An article in Loudoun Extra on Sunday ["7 County Schools Fail to Meet U.S. Goals"] said Seneca Ridge Middle School was listed as having not made "adequate yearly progress" in raising its Standards of Learning test scores for two consecutive years. The school made AYP last year. Potomac Falls High School was omitted from the list of those schools that did not make AYP for two years running. (Published 8/26/04)

Seven Loudoun County schools failed to make adequate progress this year in raising test scores under the federal No Child Left Behind Act, according to the results of Standards of Learning exams released Thursday. Ten missed the mark last year, the first in which Virginia measured school performance under the 2001 law.

The law requires that all students be "proficient" in math and reading by the 2013-14 school year, which in Virginia means passing SOL tests. Between now and then, schools must meet progressively higher targets. This year, schools needed to have 59 percent of students pass math tests and 61 percent pass reading exams.

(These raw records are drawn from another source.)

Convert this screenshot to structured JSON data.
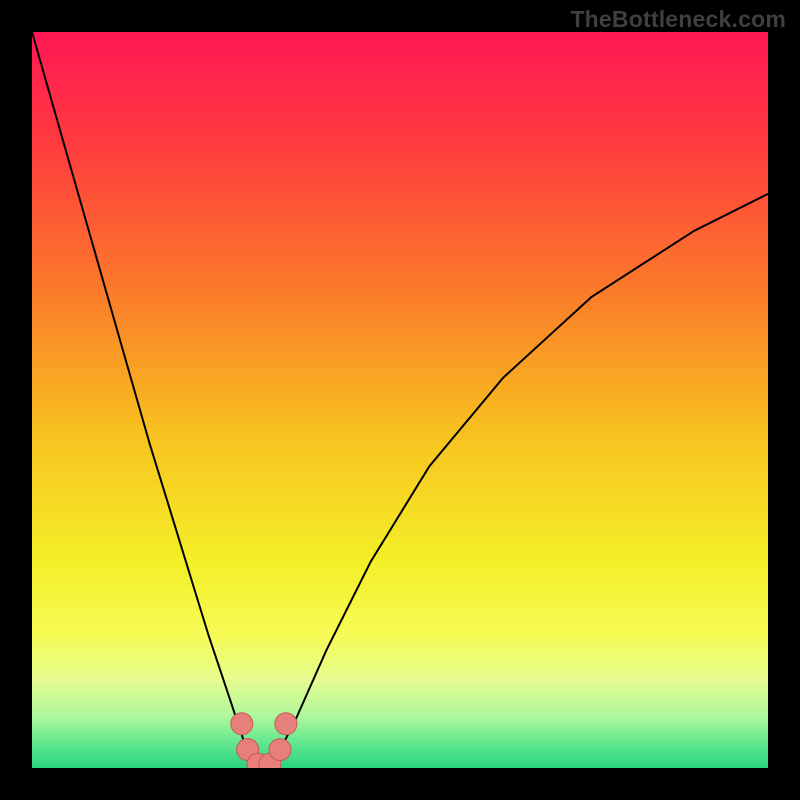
{
  "watermark": {
    "text": "TheBottleneck.com"
  },
  "chart_data": {
    "type": "line",
    "title": "",
    "xlabel": "",
    "ylabel": "",
    "xlim": [
      0,
      100
    ],
    "ylim": [
      0,
      100
    ],
    "grid": false,
    "legend": false,
    "background_gradient": {
      "stops": [
        {
          "offset": 0.0,
          "color": "#ff1754"
        },
        {
          "offset": 0.15,
          "color": "#ff3b3f"
        },
        {
          "offset": 0.35,
          "color": "#fb7a2a"
        },
        {
          "offset": 0.55,
          "color": "#f7c31f"
        },
        {
          "offset": 0.72,
          "color": "#f4ef28"
        },
        {
          "offset": 0.82,
          "color": "#f6fb55"
        },
        {
          "offset": 0.88,
          "color": "#e6fc8f"
        },
        {
          "offset": 0.93,
          "color": "#aef79e"
        },
        {
          "offset": 0.97,
          "color": "#59e58b"
        },
        {
          "offset": 1.0,
          "color": "#2bd47e"
        }
      ]
    },
    "series": [
      {
        "name": "bottleneck-curve",
        "color": "#000000",
        "x": [
          0,
          4,
          8,
          12,
          16,
          20,
          24,
          26,
          28,
          29,
          30,
          31,
          32,
          33,
          34,
          36,
          40,
          46,
          54,
          64,
          76,
          90,
          100
        ],
        "y": [
          100,
          86,
          72,
          58,
          44,
          31,
          18,
          12,
          6,
          3,
          1,
          0,
          0,
          1,
          3,
          7,
          16,
          28,
          41,
          53,
          64,
          73,
          78
        ]
      }
    ],
    "markers": {
      "name": "valley-points",
      "color": "#e77f7a",
      "stroke": "#c55a55",
      "radius_px": 11,
      "points": [
        {
          "x": 28.5,
          "y": 6
        },
        {
          "x": 29.3,
          "y": 2.5
        },
        {
          "x": 30.7,
          "y": 0.5
        },
        {
          "x": 32.3,
          "y": 0.5
        },
        {
          "x": 33.7,
          "y": 2.5
        },
        {
          "x": 34.5,
          "y": 6
        }
      ]
    }
  }
}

Schools must also track groups of children separately, including low-income students, certain racial groups, disabled students and those with limited English skills. If even one group fails to hit the target, the school has not made "adequate yearly progress," or AYP.

School Superintendent Edgar B. Hatrick III said he was pleased with the county's progress. At the same time, he echoed the complaints of other educators across Virginia, calling the law's formula for measuring school success "seriously flawed."

He said he supports carefully analyzing the performance of every group of students, but he said it was unfair to make schools meet so many targets to escape being labeled as poor performers.

"To hold the whole school accountable for what often amounts to the performance of a very small number of children just doesn't make sense to me," he said.

The law also requires schools to count only a student's first attempt at any exam. In Virginia, many students who struggle receive additional help and end up passing on a second or third try. The state accreditation system, which has been the way schools have been judged for the last several years, counts such passes.

"Imagine if lawyers could only take the bar exam once," Hatrick said. "Imagine if you could only take your driving test once to get a license. I think it's so ridiculous, it's laughable."

He advocated revisions to the law but praised its overall intent. Hatrick said the only way to achieve success is to focus on helping individual students pass SOL tests.

The schools that did not make adequate yearly progress this year were Dominion High School, Harmony Intermediate School, Heritage High School, Park View High School, Potomac Falls High School, Seneca Ridge Middle School and Sterling Middle School.

Fauquier's two high schools, Fauquier and Liberty, were the only two of that county's 16 schools that failed to make adequate yearly progress. Both failed to make adequate progress last year, as well.

Secondary schools tend to fare worse than elementary schools against the law's exacting formula, in part because they are so much larger. A school does not have to hit targets for any group with fewer than 50 students taking the test.

There are no penalties for failing to make adequate progress for one year. A school that misses the mark for two consecutive years, however, is declared "in need of improvement" and must draw up plans to raise achievement. Those that receive federal funds for high poverty rates, so-called Title I money, must also allow students the option of transferring to higher-performing schools. Continually missing the mark brings on a crescendo of possible consequences, including possible curricular or staff changes.

None of Loudoun's 17 Title I schools made the "needs improvement" list. Four of Loudoun's other schools -- Heritage, Park View, Sterling and Seneca Ridge -- missed AYP for the second year and were placed on the needs improvement list, however. In Fauquier, none of the seven Title I schools made the list.

School Board member J. Warren Geurin (Sterling), who represents several of the Loudoun schools that did not measure up, countered Hatrick's criticism of the law. He said the law's benefits are clear: It is giving parents access to reams of data about school performance and forcing schools to concentrate on previously underserved groups.

"It's doing exactly that it's supposed to be doing, not just in Virginia but nationwide," he said. "The law is working as the Congress intended it to work."

He said he felt the school system was not adequately publicizing the fact that there are now county schools on the "needs improvement" list -- even if they are not Title I schools that will have to offer parents the opportunity to transfer their children. The fact was not mentioned on a county press release.

"These are excellent schools, and no one should hesitate to send their children" to them, Geurin said. "However, to pretend that they didn't not make AYP for two years in a row is masking the facts,"

Report cards for every public school in Virginia can be accessed at